### INPUT RECORDS:
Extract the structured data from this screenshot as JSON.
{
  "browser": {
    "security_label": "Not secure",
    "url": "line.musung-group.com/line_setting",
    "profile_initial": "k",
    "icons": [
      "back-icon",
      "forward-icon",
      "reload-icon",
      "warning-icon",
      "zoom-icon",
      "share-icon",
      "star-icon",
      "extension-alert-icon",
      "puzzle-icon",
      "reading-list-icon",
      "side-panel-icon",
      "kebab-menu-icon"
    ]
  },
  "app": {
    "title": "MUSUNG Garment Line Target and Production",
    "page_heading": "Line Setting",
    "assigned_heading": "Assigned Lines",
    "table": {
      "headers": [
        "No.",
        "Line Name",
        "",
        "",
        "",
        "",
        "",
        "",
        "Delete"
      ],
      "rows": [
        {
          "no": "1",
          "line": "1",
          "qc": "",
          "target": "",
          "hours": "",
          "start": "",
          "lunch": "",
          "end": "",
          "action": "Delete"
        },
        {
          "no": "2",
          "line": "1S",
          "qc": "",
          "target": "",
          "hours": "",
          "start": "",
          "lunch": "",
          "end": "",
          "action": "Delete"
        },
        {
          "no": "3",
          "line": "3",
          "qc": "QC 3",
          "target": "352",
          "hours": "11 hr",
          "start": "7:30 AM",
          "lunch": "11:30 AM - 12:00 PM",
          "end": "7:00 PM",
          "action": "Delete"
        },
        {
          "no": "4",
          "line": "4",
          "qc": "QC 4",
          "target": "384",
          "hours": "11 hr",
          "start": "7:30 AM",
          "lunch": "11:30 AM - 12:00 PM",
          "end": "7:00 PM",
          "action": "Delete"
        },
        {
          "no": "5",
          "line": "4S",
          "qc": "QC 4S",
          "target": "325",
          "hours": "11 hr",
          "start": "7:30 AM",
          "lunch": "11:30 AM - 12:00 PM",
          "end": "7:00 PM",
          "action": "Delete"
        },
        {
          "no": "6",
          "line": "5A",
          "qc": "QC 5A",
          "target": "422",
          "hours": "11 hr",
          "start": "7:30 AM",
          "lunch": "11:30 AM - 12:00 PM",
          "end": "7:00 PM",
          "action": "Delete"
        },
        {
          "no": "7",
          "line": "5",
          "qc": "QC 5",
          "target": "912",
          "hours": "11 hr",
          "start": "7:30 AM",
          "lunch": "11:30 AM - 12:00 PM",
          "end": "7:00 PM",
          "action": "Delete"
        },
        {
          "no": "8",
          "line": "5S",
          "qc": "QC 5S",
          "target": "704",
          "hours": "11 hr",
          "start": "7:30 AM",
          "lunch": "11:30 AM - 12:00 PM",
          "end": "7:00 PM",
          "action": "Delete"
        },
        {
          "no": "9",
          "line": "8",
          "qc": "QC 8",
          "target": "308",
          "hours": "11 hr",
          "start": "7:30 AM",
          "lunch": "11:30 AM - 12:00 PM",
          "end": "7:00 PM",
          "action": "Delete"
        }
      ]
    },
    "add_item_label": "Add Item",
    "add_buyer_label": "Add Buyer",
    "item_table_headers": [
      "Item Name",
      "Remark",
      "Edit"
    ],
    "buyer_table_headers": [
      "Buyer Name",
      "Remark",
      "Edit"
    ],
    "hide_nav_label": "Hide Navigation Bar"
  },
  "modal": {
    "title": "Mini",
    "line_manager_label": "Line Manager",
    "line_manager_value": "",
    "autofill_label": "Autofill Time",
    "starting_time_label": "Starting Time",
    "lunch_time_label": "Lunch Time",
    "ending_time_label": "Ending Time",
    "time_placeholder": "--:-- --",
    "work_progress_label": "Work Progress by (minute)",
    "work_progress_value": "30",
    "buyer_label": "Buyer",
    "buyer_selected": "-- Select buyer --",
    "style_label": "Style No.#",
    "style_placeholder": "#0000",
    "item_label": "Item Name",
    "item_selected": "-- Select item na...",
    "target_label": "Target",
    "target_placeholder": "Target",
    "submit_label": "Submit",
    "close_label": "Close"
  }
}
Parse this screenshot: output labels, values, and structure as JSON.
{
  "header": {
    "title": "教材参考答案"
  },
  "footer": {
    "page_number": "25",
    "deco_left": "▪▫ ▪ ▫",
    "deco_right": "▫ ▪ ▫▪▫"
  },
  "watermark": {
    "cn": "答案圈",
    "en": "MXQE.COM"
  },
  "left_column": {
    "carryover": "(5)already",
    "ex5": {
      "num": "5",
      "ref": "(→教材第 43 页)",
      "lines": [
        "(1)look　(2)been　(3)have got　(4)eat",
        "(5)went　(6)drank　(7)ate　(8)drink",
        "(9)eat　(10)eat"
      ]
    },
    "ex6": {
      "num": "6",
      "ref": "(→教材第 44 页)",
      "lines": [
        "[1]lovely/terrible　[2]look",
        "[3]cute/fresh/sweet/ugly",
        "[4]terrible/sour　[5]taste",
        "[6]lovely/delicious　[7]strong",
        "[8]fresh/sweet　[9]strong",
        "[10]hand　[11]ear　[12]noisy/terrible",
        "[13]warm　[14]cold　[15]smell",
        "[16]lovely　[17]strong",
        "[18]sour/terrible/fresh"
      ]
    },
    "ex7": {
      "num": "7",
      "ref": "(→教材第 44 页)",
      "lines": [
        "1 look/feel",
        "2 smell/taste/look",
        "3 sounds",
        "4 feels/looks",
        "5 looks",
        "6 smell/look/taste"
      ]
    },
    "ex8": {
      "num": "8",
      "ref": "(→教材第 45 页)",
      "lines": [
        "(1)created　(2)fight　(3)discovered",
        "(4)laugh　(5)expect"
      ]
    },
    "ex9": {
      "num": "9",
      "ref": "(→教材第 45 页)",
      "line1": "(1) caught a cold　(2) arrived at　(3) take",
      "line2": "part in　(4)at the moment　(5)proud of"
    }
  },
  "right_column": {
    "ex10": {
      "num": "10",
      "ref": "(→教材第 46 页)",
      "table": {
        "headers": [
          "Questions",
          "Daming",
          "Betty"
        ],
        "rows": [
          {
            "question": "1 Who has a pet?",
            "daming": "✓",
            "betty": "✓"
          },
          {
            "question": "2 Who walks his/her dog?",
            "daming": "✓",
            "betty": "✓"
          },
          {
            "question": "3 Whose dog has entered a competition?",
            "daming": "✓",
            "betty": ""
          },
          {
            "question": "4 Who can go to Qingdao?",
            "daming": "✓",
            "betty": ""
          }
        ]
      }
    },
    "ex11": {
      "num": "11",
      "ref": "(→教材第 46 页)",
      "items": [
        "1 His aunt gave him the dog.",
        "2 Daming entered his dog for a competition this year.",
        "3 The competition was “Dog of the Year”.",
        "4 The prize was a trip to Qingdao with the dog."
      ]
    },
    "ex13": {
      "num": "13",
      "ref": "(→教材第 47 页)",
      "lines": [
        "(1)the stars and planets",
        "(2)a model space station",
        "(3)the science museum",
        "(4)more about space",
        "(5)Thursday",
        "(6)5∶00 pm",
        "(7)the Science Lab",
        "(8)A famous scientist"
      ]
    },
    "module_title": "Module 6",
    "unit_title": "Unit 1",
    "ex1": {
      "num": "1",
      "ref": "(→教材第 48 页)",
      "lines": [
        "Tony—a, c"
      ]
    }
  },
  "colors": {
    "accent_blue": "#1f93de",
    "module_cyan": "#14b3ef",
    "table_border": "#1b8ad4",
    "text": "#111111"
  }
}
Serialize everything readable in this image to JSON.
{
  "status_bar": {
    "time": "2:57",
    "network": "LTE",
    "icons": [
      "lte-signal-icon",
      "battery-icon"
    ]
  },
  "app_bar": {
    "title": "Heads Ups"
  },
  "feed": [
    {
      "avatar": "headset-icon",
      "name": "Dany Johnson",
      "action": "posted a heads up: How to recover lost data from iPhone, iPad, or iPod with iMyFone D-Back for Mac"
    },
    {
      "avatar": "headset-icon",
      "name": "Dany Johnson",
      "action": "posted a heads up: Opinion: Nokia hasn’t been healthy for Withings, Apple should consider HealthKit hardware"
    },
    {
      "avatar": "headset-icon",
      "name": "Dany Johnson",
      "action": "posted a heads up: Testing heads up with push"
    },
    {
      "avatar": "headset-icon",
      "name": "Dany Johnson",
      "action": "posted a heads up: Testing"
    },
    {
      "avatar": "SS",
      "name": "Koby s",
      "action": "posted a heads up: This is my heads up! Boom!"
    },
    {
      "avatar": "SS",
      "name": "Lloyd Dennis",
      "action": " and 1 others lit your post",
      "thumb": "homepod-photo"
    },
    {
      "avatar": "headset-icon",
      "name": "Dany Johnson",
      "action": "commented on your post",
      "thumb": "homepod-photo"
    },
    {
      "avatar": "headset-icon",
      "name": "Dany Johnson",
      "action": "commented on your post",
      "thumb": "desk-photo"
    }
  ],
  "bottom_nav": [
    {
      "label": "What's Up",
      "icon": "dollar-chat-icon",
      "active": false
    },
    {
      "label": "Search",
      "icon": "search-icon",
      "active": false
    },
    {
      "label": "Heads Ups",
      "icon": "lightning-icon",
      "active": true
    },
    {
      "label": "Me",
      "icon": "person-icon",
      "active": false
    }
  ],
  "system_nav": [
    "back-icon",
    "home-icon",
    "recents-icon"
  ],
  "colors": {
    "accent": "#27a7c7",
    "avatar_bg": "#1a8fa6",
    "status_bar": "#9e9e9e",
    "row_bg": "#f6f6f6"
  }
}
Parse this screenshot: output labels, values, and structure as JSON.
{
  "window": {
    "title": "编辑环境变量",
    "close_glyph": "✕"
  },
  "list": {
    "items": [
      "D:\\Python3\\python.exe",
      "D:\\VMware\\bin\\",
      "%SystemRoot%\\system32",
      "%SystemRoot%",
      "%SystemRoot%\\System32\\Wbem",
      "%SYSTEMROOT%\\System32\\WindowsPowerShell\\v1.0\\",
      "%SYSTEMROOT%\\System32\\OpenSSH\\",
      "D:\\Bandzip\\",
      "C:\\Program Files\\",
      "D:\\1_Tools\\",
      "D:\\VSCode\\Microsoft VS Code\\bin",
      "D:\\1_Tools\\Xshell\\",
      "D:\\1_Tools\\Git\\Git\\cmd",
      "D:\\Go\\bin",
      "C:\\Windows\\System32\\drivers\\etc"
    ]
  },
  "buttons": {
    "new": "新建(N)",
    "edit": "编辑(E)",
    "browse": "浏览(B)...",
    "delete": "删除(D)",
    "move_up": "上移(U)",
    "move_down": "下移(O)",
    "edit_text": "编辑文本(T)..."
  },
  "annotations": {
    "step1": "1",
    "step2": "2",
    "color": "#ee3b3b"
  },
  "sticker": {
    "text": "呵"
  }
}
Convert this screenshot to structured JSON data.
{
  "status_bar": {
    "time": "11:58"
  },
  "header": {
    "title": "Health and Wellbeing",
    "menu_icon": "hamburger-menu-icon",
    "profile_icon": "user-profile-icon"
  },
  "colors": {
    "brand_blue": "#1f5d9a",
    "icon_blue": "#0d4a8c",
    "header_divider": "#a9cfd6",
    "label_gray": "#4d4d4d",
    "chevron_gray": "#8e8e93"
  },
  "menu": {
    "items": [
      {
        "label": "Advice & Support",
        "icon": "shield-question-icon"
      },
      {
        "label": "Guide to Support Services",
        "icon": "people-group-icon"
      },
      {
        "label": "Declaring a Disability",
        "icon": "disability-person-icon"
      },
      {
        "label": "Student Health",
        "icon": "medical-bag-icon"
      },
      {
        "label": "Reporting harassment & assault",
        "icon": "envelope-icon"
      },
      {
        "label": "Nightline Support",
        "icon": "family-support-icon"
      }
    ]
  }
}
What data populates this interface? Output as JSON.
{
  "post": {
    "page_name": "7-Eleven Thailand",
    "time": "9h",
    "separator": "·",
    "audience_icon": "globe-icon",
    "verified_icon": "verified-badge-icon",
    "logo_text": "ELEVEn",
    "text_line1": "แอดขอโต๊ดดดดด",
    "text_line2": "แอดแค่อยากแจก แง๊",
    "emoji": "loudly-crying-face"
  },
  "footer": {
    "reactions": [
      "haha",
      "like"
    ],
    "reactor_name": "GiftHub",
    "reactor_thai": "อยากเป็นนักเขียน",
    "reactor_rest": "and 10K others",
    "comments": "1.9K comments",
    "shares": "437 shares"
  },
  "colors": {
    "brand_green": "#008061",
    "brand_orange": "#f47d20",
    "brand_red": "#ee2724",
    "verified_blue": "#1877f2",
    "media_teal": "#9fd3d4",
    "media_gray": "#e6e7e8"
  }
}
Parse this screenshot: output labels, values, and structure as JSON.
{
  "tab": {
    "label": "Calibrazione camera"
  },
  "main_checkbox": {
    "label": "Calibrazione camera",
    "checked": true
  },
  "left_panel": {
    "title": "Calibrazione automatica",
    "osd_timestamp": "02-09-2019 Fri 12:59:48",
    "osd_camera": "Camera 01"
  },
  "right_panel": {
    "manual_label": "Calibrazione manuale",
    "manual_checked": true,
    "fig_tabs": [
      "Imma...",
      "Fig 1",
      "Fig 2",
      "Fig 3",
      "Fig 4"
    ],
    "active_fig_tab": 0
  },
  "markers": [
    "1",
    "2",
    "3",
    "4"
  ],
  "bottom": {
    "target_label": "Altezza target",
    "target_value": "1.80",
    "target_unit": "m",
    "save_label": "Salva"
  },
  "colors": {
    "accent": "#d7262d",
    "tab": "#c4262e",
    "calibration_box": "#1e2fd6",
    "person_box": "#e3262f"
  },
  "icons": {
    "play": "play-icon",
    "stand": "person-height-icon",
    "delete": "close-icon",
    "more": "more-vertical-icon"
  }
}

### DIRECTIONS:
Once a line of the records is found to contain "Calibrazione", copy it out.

### EXERCISE OUTPUT:
    "label": "Calibrazione camera"
    "label": "Calibrazione camera",
    "title": "Calibrazione automatica",
    "manual_label": "Calibrazione manuale",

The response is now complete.